Wednesday, March 17, 2004

Tom O'Sullivan died Friday morning.
I don't know if anyone from Lamar reads this blog. If so, they know who Tom O'Sullivan was and the impact he had on that city. He founded O'Sullivan Industries 40 years ago and made it into one of the biggest employers in southwest Missouri and the lifeblood of Lamar.
On a more personal note, he was always a big supporter of mine while I was at the Lamar Democrat and The Carthage Press. He also owned several apartments and rental houses in Lamar. For six years, I lived above the Lamar Library in one of his apartments. I found out later that I was the only one of his tenants who did not have a lease and that I was paying a lower amount of rent than his other tenants. I guess he knew how Doug Davis paid his employees.
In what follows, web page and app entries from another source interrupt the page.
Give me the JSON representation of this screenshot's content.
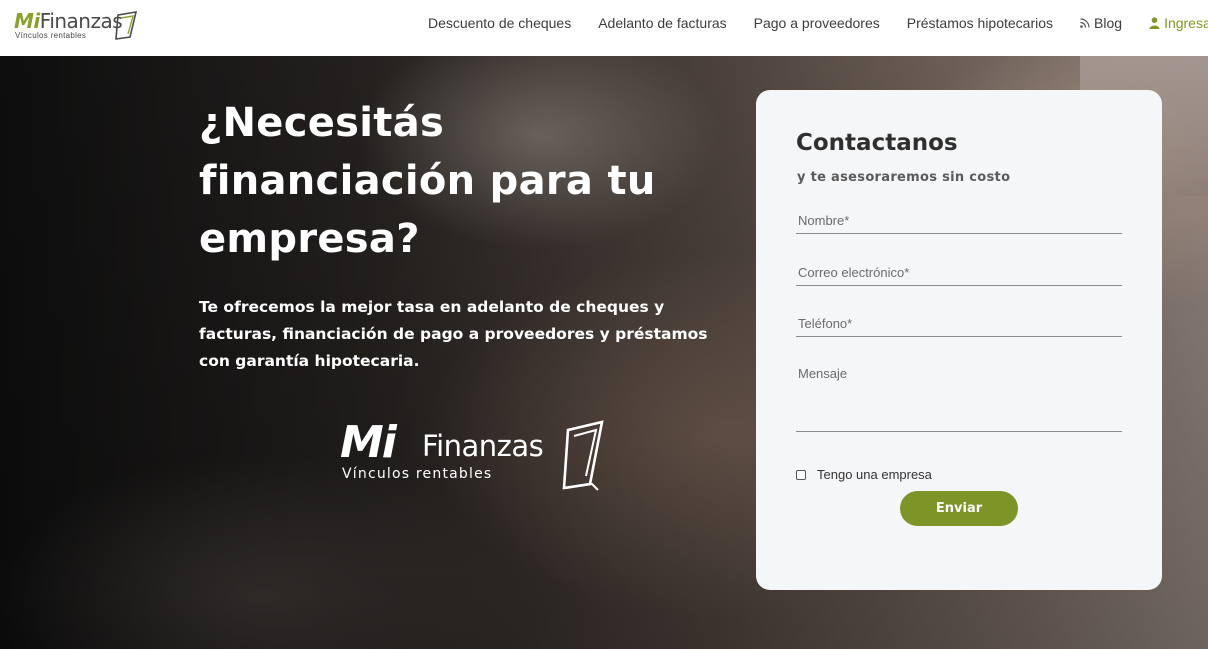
{
  "brand": {
    "logo_mi": "Mi",
    "logo_finanzas": "Finanzas",
    "tagline": "Vínculos rentables"
  },
  "nav": {
    "items": [
      {
        "label": "Descuento de cheques"
      },
      {
        "label": "Adelanto de facturas"
      },
      {
        "label": "Pago a proveedores"
      },
      {
        "label": "Préstamos hipotecarios"
      },
      {
        "label": "Blog",
        "icon": "rss-icon"
      },
      {
        "label": "Ingresar",
        "icon": "user-icon"
      }
    ]
  },
  "hero": {
    "headline_lines": [
      "¿Necesitás",
      "financiación para tu",
      "empresa?"
    ],
    "lead": "Te ofrecemos la mejor tasa en adelanto de cheques y facturas, financiación de pago a proveedores y préstamos con garantía hipotecaria.",
    "logo_mi": "Mi",
    "logo_finanzas": "Finanzas",
    "logo_tagline": "Vínculos rentables"
  },
  "contact": {
    "title": "Contactanos",
    "subtitle": "y te asesoraremos sin costo",
    "name_placeholder": "Nombre*",
    "email_placeholder": "Correo electrónico*",
    "phone_placeholder": "Teléfono*",
    "message_placeholder": "Mensaje",
    "checkbox_label": "Tengo una empresa",
    "checkbox_checked": false,
    "submit_label": "Enviar"
  },
  "colors": {
    "brand_green": "#7d9427",
    "card_bg": "#f5f6f8"
  }
}
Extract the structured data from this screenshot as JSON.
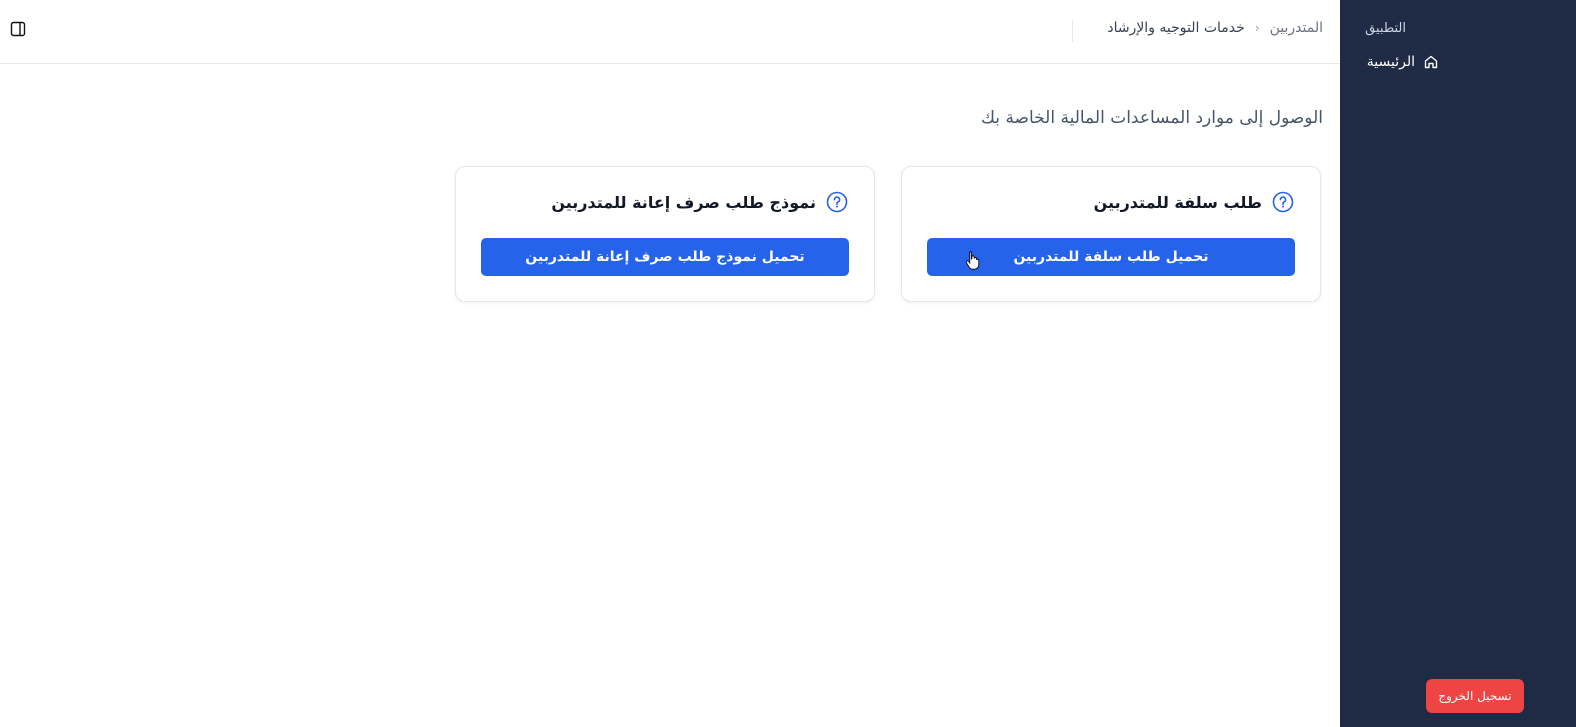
{
  "sidebar": {
    "section_label": "التطبيق",
    "items": [
      {
        "label": "الرئيسية",
        "icon": "home-icon"
      }
    ],
    "logout_label": "تسجيل الخروج",
    "background": "#1f2a44"
  },
  "header": {
    "breadcrumb": {
      "root": "المتدربين",
      "separator": "‹",
      "current": "خدمات التوجيه والإرشاد"
    },
    "toggle_icon": "sidebar-panel-icon"
  },
  "main": {
    "subtitle": "الوصول إلى موارد المساعدات المالية الخاصة بك",
    "cards": [
      {
        "title": "طلب سلفة للمتدربين",
        "button_label": "تحميل طلب سلفة للمتدربين",
        "icon": "help-circle-icon"
      },
      {
        "title": "نموذج طلب صرف إعانة للمتدربين",
        "button_label": "تحميل نموذج طلب صرف إعانة للمتدربين",
        "icon": "help-circle-icon"
      }
    ]
  },
  "colors": {
    "primary": "#2563eb",
    "danger": "#ef4444",
    "sidebar": "#1f2a44"
  }
}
He will be missed, but at least he will have the opportunity to be reunited with two of his daughters, both of whom left this world far too soon.
It has been a couple of weeks since my 12th birthday, but I can't let it go without writing about it. It was a wonderful experience and apparently, the celebration is continuing.
On Sunday, Feb. 29, I was pretty much overwhelmed with birthday greetings. I received e-mails from my first girlfriend (from ages six to eight) Jacki Williams, plus two of my eighth graders from last year, Shane Gallagher and Lydia O'Donnell, and a College Heights junior who was one of my students the first two years I taught, Samantha Young. After a small celebration at my parents' house, I returned to my apartment in Carthage and found 12 cupcakes and a stuffed tiger (to add to my collection of 21 stuffed animals given to me by my students) courtesy of two more of last year's eighth grade class, Leanne Ross and LeAnn Dardenne. I had birthday messages on my answering machine from Leanne and LeAnn, Alyssa Simpson, and Alyssa's mother, Alison Simpson.
As I surfed the Internet that night, I was honored to find that my birthday was prominently mentioned in blogs written by two of my eighth graders from last year, Alicia Bradley and Michelle Nickolaisen. And I received an e-mail from a woman from Lamar, Yvonne Haile, who also has a Leap Day birthday and became a teenager this year (multiplied by four, of course).
The next day at South, I received a card signed by all of the students in my advanced communication arts class. It didn't stop there. On Tuesday, as I was taking my morning block class through the book fair, I received a bouquet of balloons and some candy kisses, a really sweet present from two of my seventh graders from last year, Stephanie Taylor and Kaci Scribner.
And this week, two weeks after my birthday, the attention continued, much to my astonishment. I received an e-card from a former co-worker at The Democrat, Mary Lou Teel. (She had sent me a birthday e-mail earlier, but she came across a Leap Day card she couldn't resist.) And my advanced CA class, led by Jessica Johnson and Kristin Haddad, gave me another card, and the present which Kristin, who kept forgetting to bring it, had kept safe for me at her home since before my birthday.
I really don't know what I did to deserve all of this, but it really makes me feel blessed.
Spring break came at a good time. Students and teachers alike needed to recharge their batteries. Since I'm out of money and payday isn't until tomorrow, I will probably spend today working on I am putting a picture page on, updating the birthdays, maybe adding some links and putting some assignments for next week on. I will also be adding the first of the news stories written by my advanced communication arts class. They have been working hard. I have some great students.
My first writing contest at South is underway. I don't know how many classes will be participating besides mine, but I know Mrs. Chew has her eighth graders doing the work. I am hoping we have a ton of entries from sixth and seventh graders.
I will need to line up some judges next week. The prizes are the same as I had during my four years running the contest at Diamond. The school is footing the bill, which will come to $100.